▶ **WORK REQUEST**
Return the records exactly, keeping every line as it is.
━━━ TASK INPUTS ━━━
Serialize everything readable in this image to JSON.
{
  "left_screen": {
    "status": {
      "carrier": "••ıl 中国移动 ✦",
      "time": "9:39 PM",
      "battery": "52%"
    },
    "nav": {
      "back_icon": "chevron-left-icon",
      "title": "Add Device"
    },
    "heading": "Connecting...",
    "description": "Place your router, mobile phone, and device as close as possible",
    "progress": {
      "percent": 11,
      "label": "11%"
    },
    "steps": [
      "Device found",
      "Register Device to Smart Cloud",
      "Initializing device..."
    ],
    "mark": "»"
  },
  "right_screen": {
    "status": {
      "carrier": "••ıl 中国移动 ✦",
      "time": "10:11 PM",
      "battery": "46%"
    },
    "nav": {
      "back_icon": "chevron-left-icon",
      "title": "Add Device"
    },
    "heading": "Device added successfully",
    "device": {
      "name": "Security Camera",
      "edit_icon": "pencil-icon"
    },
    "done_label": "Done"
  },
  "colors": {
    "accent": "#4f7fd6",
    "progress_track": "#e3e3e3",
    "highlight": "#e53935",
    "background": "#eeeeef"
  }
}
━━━
▶ **RESPONSE AREA**
Serialize everything readable in this image to JSON.
{
  "left_screen": {
    "status": {
      "carrier": "••ıl 中国移动 ✦",
      "time": "9:39 PM",
      "battery": "52%"
    },
    "nav": {
      "back_icon": "chevron-left-icon",
      "title": "Add Device"
    },
    "heading": "Connecting...",
    "description": "Place your router, mobile phone, and device as close as possible",
    "progress": {
      "percent": 11,
      "label": "11%"
    },
    "steps": [
      "Device found",
      "Register Device to Smart Cloud",
      "Initializing device..."
    ],
    "mark": "»"
  },
  "right_screen": {
    "status": {
      "carrier": "••ıl 中国移动 ✦",
      "time": "10:11 PM",
      "battery": "46%"
    },
    "nav": {
      "back_icon": "chevron-left-icon",
      "title": "Add Device"
    },
    "heading": "Device added successfully",
    "device": {
      "name": "Security Camera",
      "edit_icon": "pencil-icon"
    },
    "done_label": "Done"
  },
  "colors": {
    "accent": "#4f7fd6",
    "progress_track": "#e3e3e3",
    "highlight": "#e53935",
    "background": "#eeeeef"
  }
}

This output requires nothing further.